> [Your goal]:
Scan the entries below for the word "Select", then copy each line that holds it.

> [Element data from apps and pages]:
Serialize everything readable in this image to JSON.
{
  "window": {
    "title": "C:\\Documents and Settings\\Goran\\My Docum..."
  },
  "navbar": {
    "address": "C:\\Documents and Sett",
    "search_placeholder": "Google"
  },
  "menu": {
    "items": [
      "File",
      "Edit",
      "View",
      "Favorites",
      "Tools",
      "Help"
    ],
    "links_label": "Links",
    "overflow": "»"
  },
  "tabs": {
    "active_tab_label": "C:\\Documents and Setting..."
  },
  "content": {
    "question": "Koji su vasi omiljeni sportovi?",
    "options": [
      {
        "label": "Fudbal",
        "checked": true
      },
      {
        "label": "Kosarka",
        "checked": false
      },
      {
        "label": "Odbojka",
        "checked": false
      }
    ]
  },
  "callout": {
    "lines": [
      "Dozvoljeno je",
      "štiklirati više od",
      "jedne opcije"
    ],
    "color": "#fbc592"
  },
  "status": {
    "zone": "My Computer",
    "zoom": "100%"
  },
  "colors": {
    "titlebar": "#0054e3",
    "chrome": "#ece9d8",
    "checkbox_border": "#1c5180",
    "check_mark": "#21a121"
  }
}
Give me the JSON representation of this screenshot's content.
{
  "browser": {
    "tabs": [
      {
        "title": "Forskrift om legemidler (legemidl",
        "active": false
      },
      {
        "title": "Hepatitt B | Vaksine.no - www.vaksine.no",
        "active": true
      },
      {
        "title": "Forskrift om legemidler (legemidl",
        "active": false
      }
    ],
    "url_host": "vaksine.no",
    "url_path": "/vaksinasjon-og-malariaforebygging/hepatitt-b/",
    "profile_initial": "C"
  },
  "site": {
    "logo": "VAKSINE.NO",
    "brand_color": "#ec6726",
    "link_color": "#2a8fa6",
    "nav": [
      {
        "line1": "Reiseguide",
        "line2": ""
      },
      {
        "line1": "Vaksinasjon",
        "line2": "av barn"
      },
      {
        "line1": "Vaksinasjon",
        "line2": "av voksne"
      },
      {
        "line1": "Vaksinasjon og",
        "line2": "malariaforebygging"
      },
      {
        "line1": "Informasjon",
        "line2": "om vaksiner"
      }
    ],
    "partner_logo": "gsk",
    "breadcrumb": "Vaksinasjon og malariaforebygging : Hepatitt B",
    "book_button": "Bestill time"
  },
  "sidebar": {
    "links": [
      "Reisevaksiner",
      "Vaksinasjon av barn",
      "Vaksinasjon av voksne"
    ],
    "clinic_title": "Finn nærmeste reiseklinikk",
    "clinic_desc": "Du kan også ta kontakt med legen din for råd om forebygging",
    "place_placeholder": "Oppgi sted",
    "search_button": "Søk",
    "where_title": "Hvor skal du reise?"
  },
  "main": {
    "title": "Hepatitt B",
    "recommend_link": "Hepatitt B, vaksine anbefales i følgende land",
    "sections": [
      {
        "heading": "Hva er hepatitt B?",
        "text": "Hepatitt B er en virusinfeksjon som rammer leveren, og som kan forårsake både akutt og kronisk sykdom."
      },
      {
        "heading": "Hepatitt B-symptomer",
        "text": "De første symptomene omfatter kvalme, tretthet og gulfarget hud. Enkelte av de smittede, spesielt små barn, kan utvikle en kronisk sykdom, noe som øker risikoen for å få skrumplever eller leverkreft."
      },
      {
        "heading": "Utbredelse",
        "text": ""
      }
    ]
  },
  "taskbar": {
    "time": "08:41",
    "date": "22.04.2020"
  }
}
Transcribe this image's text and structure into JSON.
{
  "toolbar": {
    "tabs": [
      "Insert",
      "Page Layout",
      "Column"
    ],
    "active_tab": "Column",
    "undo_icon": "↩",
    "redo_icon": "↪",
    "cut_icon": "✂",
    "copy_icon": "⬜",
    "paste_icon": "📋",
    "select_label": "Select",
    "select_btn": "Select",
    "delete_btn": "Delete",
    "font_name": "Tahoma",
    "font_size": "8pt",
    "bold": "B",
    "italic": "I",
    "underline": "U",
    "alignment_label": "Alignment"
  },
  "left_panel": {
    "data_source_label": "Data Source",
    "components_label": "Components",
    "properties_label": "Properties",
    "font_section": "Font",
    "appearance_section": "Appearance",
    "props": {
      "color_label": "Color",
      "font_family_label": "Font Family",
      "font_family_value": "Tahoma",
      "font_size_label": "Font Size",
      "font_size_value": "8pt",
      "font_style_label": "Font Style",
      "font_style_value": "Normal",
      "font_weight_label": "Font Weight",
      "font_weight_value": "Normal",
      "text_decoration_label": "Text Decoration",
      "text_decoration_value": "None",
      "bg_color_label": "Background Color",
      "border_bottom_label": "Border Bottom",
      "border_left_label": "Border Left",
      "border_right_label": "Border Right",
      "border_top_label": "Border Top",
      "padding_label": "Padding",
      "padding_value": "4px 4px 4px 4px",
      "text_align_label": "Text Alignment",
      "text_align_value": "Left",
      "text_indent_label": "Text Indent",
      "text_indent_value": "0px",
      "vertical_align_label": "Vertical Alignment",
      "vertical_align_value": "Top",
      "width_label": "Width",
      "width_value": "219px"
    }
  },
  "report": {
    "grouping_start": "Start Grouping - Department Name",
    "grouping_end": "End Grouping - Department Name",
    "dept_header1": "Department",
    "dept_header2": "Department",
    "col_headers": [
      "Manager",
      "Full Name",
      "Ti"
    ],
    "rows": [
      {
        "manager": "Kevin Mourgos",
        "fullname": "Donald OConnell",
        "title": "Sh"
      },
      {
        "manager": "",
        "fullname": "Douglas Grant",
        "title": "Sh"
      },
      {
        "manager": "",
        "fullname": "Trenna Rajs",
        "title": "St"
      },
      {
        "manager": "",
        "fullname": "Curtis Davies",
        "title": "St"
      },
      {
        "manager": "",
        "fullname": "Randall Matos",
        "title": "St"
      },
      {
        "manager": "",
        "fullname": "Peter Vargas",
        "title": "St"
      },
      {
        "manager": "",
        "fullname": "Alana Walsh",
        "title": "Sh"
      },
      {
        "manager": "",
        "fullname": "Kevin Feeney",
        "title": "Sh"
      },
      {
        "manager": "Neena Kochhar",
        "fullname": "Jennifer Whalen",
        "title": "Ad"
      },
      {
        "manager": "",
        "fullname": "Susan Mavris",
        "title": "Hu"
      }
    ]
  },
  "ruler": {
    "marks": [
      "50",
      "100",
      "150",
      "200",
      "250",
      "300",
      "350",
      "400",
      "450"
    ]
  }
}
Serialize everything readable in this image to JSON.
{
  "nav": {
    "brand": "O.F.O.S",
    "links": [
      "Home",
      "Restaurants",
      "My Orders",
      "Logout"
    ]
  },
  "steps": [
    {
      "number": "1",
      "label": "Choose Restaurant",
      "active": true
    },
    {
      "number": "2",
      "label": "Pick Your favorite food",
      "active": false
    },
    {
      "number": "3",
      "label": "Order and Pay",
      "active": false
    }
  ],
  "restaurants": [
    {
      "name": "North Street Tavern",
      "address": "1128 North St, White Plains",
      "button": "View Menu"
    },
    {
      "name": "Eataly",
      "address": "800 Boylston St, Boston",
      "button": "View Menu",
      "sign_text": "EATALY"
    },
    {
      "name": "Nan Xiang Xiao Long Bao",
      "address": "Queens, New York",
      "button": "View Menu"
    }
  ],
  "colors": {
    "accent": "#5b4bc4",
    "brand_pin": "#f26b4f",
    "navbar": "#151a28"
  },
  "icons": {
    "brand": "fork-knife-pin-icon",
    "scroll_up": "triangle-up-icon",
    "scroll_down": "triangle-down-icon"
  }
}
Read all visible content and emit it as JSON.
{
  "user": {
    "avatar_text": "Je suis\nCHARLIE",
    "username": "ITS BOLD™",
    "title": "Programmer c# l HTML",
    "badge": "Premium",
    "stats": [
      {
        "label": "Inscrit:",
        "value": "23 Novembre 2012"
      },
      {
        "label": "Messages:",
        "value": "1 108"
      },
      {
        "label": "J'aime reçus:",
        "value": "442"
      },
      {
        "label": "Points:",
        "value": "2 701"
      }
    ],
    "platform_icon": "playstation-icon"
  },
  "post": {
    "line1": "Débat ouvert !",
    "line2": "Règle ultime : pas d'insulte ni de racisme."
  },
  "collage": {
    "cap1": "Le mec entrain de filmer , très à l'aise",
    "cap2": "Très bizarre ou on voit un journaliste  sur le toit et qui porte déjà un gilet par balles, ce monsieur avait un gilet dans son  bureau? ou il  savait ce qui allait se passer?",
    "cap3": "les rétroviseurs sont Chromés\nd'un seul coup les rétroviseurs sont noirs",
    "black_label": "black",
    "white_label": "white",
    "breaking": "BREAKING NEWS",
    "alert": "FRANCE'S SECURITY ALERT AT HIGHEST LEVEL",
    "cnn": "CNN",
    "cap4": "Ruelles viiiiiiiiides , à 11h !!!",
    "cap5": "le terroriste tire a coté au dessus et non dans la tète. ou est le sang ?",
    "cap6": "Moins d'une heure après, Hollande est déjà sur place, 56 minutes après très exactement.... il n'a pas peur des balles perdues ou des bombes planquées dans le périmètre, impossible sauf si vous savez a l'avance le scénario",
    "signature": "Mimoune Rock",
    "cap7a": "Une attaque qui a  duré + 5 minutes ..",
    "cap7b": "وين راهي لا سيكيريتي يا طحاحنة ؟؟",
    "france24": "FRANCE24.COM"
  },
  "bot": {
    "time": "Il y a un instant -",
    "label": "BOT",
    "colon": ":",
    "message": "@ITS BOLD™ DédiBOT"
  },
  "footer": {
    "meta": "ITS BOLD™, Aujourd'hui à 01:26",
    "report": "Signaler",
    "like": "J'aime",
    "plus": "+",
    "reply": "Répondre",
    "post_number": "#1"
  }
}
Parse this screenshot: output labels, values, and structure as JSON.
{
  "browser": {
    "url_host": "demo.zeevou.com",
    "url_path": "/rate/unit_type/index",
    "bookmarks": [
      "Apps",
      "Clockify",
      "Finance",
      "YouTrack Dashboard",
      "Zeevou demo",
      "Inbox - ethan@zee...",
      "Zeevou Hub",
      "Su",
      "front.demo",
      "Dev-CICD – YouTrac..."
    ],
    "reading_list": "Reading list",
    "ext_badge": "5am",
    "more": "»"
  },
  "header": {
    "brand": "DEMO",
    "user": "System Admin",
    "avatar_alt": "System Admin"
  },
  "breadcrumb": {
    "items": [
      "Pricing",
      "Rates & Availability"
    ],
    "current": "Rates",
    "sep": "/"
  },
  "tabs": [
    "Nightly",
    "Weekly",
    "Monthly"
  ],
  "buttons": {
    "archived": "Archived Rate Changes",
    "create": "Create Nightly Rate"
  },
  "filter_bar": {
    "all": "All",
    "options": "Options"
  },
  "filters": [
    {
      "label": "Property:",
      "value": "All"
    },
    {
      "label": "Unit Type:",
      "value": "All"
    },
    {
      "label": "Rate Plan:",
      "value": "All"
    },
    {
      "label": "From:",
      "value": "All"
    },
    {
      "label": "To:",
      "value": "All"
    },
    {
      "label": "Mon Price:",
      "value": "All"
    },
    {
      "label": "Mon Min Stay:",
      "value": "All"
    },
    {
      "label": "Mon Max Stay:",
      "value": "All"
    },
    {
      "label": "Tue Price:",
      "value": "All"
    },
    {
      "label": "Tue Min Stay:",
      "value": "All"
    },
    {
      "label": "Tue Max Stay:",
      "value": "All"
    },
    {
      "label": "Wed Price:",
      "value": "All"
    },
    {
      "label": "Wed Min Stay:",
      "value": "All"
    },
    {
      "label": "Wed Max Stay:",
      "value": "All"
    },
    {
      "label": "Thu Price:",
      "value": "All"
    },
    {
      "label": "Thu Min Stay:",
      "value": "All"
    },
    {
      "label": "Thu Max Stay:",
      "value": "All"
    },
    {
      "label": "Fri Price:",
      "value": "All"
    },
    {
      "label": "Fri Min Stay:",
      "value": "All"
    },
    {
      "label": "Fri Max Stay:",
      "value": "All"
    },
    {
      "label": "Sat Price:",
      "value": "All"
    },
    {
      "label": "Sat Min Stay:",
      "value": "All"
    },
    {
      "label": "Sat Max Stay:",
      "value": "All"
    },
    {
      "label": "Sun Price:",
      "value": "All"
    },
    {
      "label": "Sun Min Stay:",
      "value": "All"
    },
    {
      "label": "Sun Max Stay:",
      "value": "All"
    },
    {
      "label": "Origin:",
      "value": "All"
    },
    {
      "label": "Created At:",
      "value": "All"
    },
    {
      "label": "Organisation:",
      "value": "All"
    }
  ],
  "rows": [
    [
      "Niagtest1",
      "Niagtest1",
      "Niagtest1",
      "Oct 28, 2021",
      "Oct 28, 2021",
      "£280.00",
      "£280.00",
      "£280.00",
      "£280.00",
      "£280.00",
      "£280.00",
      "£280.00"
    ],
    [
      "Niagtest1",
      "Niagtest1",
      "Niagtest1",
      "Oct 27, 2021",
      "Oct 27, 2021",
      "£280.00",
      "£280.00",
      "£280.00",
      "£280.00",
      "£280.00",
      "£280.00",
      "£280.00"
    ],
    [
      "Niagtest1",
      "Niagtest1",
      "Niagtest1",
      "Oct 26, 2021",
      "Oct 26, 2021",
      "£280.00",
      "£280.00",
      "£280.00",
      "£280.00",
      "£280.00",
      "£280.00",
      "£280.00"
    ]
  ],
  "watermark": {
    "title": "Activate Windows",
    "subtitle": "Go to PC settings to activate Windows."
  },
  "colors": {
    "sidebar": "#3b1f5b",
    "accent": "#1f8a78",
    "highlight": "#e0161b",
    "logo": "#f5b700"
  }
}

> [Solution for this exercise]:
    "select_label": "Select",
    "select_btn": "Select",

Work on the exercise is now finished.